Doug Johnson writes today about interactions he has had with Technology and Curriculum specialists in the past week.
In the midst of interacting with them, he writes, “Until our profession sees its primary instructional focus as teaching information and technology literacy skills, we will lack both credibility and voice in technology implementation efforts. ” I certainly don’t have statistics to support this or deny this, but I think there are many shining examples where this is occurring. And, in the same way that teacher-librarians gain collaborative partners one-to-one, we need to do the same with the technology techs or specialists in the same way.
So, where are some of these examples? Well here are people and initiatives who do see their focus as teaching information and technology skills just to name a few…and I’m sure there are many others…name some more!
- School Library Learning 2.0 is now in it’s second version and now has a bevy of Massachusetts librarians participating in addition to our California group and countless others around the world. (I need to disclose that I was part of the team that put this together, but it is really taking off and making a difference for a lot of people).
- At Educon and Blog gatherings, people like Joyce Valenza continue to lead and participate in the conversation.
- Teacher-Librarians all over the place are the key people in their schools utilizing and integrating technology and transforming thinking. Just a couple – Annie Lokrantz in Fresno, John Volkman at Reedley High, and Doug Achterman in Hollister, and countless others who are leading the way in technology at their schools.
Doug does ask some interesting questions that are important for all of us to think about and define for ourselves. How do you answer these questions?

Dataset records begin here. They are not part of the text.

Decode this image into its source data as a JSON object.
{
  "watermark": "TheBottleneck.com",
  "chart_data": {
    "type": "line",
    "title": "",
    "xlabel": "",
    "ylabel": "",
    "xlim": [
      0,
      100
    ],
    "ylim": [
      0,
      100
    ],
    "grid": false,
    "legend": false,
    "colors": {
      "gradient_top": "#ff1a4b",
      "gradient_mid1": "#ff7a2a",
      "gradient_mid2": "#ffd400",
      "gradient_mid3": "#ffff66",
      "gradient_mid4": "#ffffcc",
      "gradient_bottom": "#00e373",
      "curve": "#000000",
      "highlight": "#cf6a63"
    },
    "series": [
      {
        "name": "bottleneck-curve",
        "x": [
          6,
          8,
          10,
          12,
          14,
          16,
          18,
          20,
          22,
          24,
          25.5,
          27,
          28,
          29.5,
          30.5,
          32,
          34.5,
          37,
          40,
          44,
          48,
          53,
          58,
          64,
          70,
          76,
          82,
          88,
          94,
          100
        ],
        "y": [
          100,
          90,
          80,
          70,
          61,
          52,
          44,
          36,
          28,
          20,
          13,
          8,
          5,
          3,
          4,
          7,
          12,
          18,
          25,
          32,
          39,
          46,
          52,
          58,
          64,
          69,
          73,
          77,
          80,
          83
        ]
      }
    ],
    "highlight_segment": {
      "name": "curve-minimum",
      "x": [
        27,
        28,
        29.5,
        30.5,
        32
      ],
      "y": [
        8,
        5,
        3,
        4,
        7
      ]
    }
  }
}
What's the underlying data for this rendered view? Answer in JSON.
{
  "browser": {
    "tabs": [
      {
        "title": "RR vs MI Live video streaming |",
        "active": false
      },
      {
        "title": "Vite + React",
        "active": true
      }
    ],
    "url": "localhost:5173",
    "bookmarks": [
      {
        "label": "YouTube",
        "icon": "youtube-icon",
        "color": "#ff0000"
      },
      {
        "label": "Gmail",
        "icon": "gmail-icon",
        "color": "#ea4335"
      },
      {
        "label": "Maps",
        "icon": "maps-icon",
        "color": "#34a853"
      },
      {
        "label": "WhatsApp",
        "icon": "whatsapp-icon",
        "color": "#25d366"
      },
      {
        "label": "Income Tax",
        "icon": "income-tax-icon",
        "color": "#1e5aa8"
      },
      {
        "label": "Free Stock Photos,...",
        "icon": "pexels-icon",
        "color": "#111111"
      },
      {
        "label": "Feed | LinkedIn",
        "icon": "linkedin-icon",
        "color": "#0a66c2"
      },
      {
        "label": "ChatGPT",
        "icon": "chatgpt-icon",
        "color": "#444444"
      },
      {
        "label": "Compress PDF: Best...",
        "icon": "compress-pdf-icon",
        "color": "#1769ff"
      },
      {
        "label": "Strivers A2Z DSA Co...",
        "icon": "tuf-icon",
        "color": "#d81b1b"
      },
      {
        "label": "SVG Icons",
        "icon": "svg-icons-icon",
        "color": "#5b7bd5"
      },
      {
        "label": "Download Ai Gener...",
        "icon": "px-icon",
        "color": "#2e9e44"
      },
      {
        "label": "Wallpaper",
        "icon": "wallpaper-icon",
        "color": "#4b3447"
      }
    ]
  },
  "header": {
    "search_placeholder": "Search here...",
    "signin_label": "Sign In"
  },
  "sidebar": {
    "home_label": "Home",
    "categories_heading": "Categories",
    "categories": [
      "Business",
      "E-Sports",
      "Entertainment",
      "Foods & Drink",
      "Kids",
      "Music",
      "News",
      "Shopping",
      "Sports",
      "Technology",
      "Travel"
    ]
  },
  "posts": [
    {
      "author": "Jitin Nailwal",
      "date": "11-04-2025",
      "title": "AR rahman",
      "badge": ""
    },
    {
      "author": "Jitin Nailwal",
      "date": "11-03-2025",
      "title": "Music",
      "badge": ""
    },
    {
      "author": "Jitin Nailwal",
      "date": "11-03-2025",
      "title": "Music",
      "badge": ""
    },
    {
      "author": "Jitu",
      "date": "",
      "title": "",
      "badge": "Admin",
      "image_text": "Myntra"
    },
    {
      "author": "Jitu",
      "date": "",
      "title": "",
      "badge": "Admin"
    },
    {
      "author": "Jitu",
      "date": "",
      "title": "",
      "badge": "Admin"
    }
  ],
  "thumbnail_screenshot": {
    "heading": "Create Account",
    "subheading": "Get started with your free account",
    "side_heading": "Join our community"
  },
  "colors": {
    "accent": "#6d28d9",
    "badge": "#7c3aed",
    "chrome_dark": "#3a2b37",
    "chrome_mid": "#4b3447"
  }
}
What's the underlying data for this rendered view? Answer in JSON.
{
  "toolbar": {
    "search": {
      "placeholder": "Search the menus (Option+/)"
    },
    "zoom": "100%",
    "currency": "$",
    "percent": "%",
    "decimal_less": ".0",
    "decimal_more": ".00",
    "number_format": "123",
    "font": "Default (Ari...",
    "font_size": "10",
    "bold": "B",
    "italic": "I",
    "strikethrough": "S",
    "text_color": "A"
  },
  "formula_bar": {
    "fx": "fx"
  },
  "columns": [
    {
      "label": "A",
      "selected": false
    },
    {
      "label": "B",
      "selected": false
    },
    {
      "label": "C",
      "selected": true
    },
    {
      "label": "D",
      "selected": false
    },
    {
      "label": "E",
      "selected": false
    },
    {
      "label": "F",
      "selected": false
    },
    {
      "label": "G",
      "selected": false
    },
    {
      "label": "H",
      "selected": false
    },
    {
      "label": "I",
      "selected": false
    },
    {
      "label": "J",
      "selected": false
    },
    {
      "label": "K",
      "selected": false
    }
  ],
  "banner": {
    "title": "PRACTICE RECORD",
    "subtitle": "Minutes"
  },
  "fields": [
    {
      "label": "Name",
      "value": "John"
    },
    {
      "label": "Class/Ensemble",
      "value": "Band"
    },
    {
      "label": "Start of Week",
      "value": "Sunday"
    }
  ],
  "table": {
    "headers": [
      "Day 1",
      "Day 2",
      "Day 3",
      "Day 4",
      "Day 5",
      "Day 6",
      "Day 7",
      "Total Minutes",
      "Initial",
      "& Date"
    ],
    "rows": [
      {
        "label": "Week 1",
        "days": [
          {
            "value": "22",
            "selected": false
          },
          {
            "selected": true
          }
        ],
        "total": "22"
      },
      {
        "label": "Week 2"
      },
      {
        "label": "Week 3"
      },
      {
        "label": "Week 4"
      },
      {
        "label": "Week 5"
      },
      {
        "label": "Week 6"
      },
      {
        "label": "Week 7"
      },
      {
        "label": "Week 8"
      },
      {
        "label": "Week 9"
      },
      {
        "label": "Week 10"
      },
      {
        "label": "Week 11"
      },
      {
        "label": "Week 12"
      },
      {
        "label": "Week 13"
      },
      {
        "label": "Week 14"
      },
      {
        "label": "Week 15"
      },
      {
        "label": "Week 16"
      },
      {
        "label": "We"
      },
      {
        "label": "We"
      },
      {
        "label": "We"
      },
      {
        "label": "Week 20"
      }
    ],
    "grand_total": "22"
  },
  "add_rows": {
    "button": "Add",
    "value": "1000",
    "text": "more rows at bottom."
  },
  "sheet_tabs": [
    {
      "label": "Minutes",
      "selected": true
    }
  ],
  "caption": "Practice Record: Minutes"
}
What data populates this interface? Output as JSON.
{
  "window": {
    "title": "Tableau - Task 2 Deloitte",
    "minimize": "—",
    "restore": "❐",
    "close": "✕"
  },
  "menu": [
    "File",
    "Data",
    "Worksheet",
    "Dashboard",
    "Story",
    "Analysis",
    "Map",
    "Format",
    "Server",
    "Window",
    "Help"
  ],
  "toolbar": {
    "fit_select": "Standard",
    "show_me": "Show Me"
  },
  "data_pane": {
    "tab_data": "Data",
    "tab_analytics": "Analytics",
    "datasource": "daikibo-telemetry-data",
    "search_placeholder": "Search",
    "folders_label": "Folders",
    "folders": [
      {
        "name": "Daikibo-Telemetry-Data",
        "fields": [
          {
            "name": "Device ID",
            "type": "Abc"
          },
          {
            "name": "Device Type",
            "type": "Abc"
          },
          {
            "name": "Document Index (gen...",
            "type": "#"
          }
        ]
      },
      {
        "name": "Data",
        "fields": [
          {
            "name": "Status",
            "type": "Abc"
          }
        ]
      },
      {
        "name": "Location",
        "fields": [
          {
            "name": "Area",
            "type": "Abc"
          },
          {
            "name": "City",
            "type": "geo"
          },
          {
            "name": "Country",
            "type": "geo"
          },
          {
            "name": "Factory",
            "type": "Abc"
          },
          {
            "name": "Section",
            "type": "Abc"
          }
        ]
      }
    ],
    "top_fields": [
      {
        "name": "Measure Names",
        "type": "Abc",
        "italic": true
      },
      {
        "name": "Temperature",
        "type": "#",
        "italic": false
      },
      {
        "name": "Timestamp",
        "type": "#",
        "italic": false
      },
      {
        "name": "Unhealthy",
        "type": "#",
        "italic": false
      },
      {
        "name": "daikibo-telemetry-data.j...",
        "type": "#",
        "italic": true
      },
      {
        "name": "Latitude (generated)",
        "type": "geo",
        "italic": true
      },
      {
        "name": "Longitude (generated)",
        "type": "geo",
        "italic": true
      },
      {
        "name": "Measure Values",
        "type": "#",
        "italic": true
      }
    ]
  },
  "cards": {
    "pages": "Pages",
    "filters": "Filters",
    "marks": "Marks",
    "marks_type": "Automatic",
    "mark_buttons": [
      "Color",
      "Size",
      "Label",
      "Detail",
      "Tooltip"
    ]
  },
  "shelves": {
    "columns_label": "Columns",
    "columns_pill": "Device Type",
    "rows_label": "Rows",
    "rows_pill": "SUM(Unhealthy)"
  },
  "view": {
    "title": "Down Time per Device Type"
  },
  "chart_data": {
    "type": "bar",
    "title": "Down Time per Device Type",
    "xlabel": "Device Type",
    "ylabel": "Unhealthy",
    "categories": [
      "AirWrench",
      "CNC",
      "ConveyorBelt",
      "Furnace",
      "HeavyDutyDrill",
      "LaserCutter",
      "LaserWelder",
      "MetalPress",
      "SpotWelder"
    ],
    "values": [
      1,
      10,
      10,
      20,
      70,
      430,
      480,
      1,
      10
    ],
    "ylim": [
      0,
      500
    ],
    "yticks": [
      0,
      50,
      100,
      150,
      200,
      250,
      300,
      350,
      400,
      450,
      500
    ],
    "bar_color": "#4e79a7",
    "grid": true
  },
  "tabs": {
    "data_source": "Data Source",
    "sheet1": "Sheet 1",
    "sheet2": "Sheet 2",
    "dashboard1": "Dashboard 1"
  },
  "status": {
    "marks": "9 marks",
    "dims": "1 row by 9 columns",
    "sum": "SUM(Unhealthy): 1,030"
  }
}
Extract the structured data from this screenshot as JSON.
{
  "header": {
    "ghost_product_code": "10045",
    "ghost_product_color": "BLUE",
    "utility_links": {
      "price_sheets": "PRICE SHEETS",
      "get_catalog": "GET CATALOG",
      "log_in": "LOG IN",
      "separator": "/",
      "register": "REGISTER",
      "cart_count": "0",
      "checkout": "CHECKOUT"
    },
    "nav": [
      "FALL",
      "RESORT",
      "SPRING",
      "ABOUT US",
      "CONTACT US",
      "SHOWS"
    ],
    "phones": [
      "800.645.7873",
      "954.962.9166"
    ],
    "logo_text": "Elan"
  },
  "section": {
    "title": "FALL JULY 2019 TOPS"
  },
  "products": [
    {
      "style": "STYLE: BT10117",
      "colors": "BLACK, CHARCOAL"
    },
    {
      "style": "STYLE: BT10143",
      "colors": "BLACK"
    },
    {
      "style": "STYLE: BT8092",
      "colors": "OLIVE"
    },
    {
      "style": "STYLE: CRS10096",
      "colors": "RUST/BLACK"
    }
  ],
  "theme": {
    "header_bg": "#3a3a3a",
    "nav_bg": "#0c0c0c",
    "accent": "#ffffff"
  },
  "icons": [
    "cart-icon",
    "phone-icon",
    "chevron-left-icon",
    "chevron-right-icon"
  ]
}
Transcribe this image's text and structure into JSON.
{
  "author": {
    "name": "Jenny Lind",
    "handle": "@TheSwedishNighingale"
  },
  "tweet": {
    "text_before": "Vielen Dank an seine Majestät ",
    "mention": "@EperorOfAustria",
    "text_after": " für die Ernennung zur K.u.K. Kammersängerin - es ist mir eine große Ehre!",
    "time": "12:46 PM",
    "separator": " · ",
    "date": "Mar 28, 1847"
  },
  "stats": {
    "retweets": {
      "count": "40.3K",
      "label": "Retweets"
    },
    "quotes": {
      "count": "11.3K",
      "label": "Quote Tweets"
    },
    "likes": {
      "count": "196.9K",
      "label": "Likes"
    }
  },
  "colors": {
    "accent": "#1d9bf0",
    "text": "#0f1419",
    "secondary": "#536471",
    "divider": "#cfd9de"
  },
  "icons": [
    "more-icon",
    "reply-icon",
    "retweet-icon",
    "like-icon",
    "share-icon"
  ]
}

- who are we?
- What do we do?
- How do we do it?
P.S. I think the new AASL standards help to define this for those who are not sure.